**Task to complete**: Retype all of the entries precisely.

Data records for software interfaces
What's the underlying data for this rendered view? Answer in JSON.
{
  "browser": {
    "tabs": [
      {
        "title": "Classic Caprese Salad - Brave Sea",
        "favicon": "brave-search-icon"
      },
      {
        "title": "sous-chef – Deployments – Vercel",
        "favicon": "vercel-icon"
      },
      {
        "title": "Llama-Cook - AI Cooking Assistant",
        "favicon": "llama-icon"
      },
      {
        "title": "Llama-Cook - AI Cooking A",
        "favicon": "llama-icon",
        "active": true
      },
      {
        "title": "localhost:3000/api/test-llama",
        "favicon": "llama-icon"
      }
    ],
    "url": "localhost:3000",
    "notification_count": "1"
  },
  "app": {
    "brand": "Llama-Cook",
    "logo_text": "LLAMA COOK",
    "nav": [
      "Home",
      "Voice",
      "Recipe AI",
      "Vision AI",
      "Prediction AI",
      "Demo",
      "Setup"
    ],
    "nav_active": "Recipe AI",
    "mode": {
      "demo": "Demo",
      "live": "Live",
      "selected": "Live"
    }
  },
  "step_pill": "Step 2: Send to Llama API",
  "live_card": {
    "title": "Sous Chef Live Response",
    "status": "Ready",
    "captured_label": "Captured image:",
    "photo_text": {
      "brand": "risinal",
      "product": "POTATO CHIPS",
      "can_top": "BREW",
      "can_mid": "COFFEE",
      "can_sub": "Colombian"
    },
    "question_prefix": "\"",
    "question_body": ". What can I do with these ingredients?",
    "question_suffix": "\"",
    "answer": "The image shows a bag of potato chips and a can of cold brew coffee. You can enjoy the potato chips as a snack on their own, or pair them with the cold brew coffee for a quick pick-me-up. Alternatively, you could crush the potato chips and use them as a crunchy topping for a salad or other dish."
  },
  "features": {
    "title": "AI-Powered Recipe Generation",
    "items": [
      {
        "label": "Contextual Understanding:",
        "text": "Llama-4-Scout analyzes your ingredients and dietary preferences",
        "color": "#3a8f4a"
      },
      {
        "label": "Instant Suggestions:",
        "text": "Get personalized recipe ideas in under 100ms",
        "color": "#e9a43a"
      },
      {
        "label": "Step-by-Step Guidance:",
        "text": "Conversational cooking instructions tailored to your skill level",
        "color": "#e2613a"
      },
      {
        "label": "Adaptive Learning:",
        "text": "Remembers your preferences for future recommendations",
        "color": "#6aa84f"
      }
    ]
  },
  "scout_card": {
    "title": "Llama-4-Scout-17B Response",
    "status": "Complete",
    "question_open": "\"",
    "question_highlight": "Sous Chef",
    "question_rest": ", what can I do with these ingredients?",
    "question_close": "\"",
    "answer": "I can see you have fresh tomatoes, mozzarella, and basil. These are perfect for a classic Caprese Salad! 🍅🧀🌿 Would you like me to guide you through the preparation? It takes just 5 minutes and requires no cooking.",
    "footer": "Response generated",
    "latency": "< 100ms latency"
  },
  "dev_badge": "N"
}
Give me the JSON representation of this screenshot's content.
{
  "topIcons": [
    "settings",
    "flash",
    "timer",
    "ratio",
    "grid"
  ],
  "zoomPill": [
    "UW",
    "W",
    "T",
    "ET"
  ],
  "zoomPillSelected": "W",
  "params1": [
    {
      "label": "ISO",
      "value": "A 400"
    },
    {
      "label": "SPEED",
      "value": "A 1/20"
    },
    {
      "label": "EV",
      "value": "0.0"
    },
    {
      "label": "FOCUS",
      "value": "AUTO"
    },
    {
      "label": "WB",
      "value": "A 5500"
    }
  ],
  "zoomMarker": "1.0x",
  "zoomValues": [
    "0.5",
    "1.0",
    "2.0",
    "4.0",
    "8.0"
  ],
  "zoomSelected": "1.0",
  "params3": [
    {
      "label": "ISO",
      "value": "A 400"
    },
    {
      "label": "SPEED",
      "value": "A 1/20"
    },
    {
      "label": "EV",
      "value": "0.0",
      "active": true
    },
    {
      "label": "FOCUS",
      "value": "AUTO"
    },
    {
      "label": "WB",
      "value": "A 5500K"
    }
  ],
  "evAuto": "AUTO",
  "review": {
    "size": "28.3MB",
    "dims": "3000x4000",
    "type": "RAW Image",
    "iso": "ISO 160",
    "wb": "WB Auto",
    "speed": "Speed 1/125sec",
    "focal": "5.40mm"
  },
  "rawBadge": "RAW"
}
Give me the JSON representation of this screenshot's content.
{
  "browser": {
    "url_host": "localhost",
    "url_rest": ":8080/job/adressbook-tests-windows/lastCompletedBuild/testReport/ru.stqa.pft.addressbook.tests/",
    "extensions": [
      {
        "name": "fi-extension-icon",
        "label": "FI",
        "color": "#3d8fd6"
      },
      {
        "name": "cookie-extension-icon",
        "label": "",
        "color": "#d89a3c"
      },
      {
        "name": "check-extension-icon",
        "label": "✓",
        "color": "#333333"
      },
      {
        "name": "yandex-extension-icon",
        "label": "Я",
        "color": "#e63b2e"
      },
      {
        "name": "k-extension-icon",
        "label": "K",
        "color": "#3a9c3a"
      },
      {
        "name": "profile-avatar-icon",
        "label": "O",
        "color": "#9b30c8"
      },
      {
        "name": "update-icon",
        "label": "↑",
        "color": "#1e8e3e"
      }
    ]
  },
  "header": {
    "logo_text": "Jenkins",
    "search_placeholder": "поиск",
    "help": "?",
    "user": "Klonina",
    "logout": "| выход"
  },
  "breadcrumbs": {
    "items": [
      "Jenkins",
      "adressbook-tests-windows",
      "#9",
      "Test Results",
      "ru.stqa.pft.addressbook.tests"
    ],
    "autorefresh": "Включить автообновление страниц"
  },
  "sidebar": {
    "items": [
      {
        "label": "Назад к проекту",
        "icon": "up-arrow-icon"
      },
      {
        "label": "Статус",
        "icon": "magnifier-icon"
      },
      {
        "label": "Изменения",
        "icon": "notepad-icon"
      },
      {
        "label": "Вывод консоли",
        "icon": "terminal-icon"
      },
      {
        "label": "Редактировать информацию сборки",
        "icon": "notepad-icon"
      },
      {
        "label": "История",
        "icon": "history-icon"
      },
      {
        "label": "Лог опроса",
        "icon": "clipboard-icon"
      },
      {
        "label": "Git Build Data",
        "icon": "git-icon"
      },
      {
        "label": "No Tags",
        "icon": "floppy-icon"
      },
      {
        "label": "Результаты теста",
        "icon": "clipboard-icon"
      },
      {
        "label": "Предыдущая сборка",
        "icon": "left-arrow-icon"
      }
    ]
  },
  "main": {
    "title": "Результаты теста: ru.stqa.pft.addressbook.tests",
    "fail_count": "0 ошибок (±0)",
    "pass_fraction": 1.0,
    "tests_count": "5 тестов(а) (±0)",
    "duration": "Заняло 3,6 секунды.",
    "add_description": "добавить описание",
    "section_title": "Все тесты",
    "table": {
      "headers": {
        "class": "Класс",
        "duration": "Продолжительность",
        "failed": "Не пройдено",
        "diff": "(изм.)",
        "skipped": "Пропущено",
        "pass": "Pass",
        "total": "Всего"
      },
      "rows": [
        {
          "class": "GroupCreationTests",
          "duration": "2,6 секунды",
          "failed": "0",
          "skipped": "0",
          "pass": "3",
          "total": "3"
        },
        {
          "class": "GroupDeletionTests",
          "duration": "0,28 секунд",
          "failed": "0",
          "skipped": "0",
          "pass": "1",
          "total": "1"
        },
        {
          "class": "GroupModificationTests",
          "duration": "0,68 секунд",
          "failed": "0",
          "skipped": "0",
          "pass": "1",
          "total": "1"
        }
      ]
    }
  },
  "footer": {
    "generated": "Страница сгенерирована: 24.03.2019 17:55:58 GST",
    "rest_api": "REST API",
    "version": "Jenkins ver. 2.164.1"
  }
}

**Response to the exercise**:
What's the underlying data for this rendered view? Answer in JSON.
{
  "browser": {
    "tabs": [
      {
        "title": "Classic Caprese Salad - Brave Sea",
        "favicon": "brave-search-icon"
      },
      {
        "title": "sous-chef – Deployments – Vercel",
        "favicon": "vercel-icon"
      },
      {
        "title": "Llama-Cook - AI Cooking Assistant",
        "favicon": "llama-icon"
      },
      {
        "title": "Llama-Cook - AI Cooking A",
        "favicon": "llama-icon",
        "active": true
      },
      {
        "title": "localhost:3000/api/test-llama",
        "favicon": "llama-icon"
      }
    ],
    "url": "localhost:3000",
    "notification_count": "1"
  },
  "app": {
    "brand": "Llama-Cook",
    "logo_text": "LLAMA COOK",
    "nav": [
      "Home",
      "Voice",
      "Recipe AI",
      "Vision AI",
      "Prediction AI",
      "Demo",
      "Setup"
    ],
    "nav_active": "Recipe AI",
    "mode": {
      "demo": "Demo",
      "live": "Live",
      "selected": "Live"
    }
  },
  "step_pill": "Step 2: Send to Llama API",
  "live_card": {
    "title": "Sous Chef Live Response",
    "status": "Ready",
    "captured_label": "Captured image:",
    "photo_text": {
      "brand": "risinal",
      "product": "POTATO CHIPS",
      "can_top": "BREW",
      "can_mid": "COFFEE",
      "can_sub": "Colombian"
    },
    "question_prefix": "\"",
    "question_body": ". What can I do with these ingredients?",
    "question_suffix": "\"",
    "answer": "The image shows a bag of potato chips and a can of cold brew coffee. You can enjoy the potato chips as a snack on their own, or pair them with the cold brew coffee for a quick pick-me-up. Alternatively, you could crush the potato chips and use them as a crunchy topping for a salad or other dish."
  },
  "features": {
    "title": "AI-Powered Recipe Generation",
    "items": [
      {
        "label": "Contextual Understanding:",
        "text": "Llama-4-Scout analyzes your ingredients and dietary preferences",
        "color": "#3a8f4a"
      },
      {
        "label": "Instant Suggestions:",
        "text": "Get personalized recipe ideas in under 100ms",
        "color": "#e9a43a"
      },
      {
        "label": "Step-by-Step Guidance:",
        "text": "Conversational cooking instructions tailored to your skill level",
        "color": "#e2613a"
      },
      {
        "label": "Adaptive Learning:",
        "text": "Remembers your preferences for future recommendations",
        "color": "#6aa84f"
      }
    ]
  },
  "scout_card": {
    "title": "Llama-4-Scout-17B Response",
    "status": "Complete",
    "question_open": "\"",
    "question_highlight": "Sous Chef",
    "question_rest": ", what can I do with these ingredients?",
    "question_close": "\"",
    "answer": "I can see you have fresh tomatoes, mozzarella, and basil. These are perfect for a classic Caprese Salad! 🍅🧀🌿 Would you like me to guide you through the preparation? It takes just 5 minutes and requires no cooking.",
    "footer": "Response generated",
    "latency": "< 100ms latency"
  },
  "dev_badge": "N"
}
Give me the JSON representation of this screenshot's content.
{
  "topIcons": [
    "settings",
    "flash",
    "timer",
    "ratio",
    "grid"
  ],
  "zoomPill": [
    "UW",
    "W",
    "T",
    "ET"
  ],
  "zoomPillSelected": "W",
  "params1": [
    {
      "label": "ISO",
      "value": "A 400"
    },
    {
      "label": "SPEED",
      "value": "A 1/20"
    },
    {
      "label": "EV",
      "value": "0.0"
    },
    {
      "label": "FOCUS",
      "value": "AUTO"
    },
    {
      "label": "WB",
      "value": "A 5500"
    }
  ],
  "zoomMarker": "1.0x",
  "zoomValues": [
    "0.5",
    "1.0",
    "2.0",
    "4.0",
    "8.0"
  ],
  "zoomSelected": "1.0",
  "params3": [
    {
      "label": "ISO",
      "value": "A 400"
    },
    {
      "label": "SPEED",
      "value": "A 1/20"
    },
    {
      "label": "EV",
      "value": "0.0",
      "active": true
    },
    {
      "label": "FOCUS",
      "value": "AUTO"
    },
    {
      "label": "WB",
      "value": "A 5500K"
    }
  ],
  "evAuto": "AUTO",
  "review": {
    "size": "28.3MB",
    "dims": "3000x4000",
    "type": "RAW Image",
    "iso": "ISO 160",
    "wb": "WB Auto",
    "speed": "Speed 1/125sec",
    "focal": "5.40mm"
  },
  "rawBadge": "RAW"
}
Give me the JSON representation of this screenshot's content.
{
  "browser": {
    "url_host": "localhost",
    "url_rest": ":8080/job/adressbook-tests-windows/lastCompletedBuild/testReport/ru.stqa.pft.addressbook.tests/",
    "extensions": [
      {
        "name": "fi-extension-icon",
        "label": "FI",
        "color": "#3d8fd6"
      },
      {
        "name": "cookie-extension-icon",
        "label": "",
        "color": "#d89a3c"
      },
      {
        "name": "check-extension-icon",
        "label": "✓",
        "color": "#333333"
      },
      {
        "name": "yandex-extension-icon",
        "label": "Я",
        "color": "#e63b2e"
      },
      {
        "name": "k-extension-icon",
        "label": "K",
        "color": "#3a9c3a"
      },
      {
        "name": "profile-avatar-icon",
        "label": "O",
        "color": "#9b30c8"
      },
      {
        "name": "update-icon",
        "label": "↑",
        "color": "#1e8e3e"
      }
    ]
  },
  "header": {
    "logo_text": "Jenkins",
    "search_placeholder": "поиск",
    "help": "?",
    "user": "Klonina",
    "logout": "| выход"
  },
  "breadcrumbs": {
    "items": [
      "Jenkins",
      "adressbook-tests-windows",
      "#9",
      "Test Results",
      "ru.stqa.pft.addressbook.tests"
    ],
    "autorefresh": "Включить автообновление страниц"
  },
  "sidebar": {
    "items": [
      {
        "label": "Назад к проекту",
        "icon": "up-arrow-icon"
      },
      {
        "label": "Статус",
        "icon": "magnifier-icon"
      },
      {
        "label": "Изменения",
        "icon": "notepad-icon"
      },
      {
        "label": "Вывод консоли",
        "icon": "terminal-icon"
      },
      {
        "label": "Редактировать информацию сборки",
        "icon": "notepad-icon"
      },
      {
        "label": "История",
        "icon": "history-icon"
      },
      {
        "label": "Лог опроса",
        "icon": "clipboard-icon"
      },
      {
        "label": "Git Build Data",
        "icon": "git-icon"
      },
      {
        "label": "No Tags",
        "icon": "floppy-icon"
      },
      {
        "label": "Результаты теста",
        "icon": "clipboard-icon"
      },
      {
        "label": "Предыдущая сборка",
        "icon": "left-arrow-icon"
      }
    ]
  },
  "main": {
    "title": "Результаты теста: ru.stqa.pft.addressbook.tests",
    "fail_count": "0 ошибок (±0)",
    "pass_fraction": 1.0,
    "tests_count": "5 тестов(а) (±0)",
    "duration": "Заняло 3,6 секунды.",
    "add_description": "добавить описание",
    "section_title": "Все тесты",
    "table": {
      "headers": {
        "class": "Класс",
        "duration": "Продолжительность",
        "failed": "Не пройдено",
        "diff": "(изм.)",
        "skipped": "Пропущено",
        "pass": "Pass",
        "total": "Всего"
      },
      "rows": [
        {
          "class": "GroupCreationTests",
          "duration": "2,6 секунды",
          "failed": "0",
          "skipped": "0",
          "pass": "3",
          "total": "3"
        },
        {
          "class": "GroupDeletionTests",
          "duration": "0,28 секунд",
          "failed": "0",
          "skipped": "0",
          "pass": "1",
          "total": "1"
        },
        {
          "class": "GroupModificationTests",
          "duration": "0,68 секунд",
          "failed": "0",
          "skipped": "0",
          "pass": "1",
          "total": "1"
        }
      ]
    }
  },
  "footer": {
    "generated": "Страница сгенерирована: 24.03.2019 17:55:58 GST",
    "rest_api": "REST API",
    "version": "Jenkins ver. 2.164.1"
  }
}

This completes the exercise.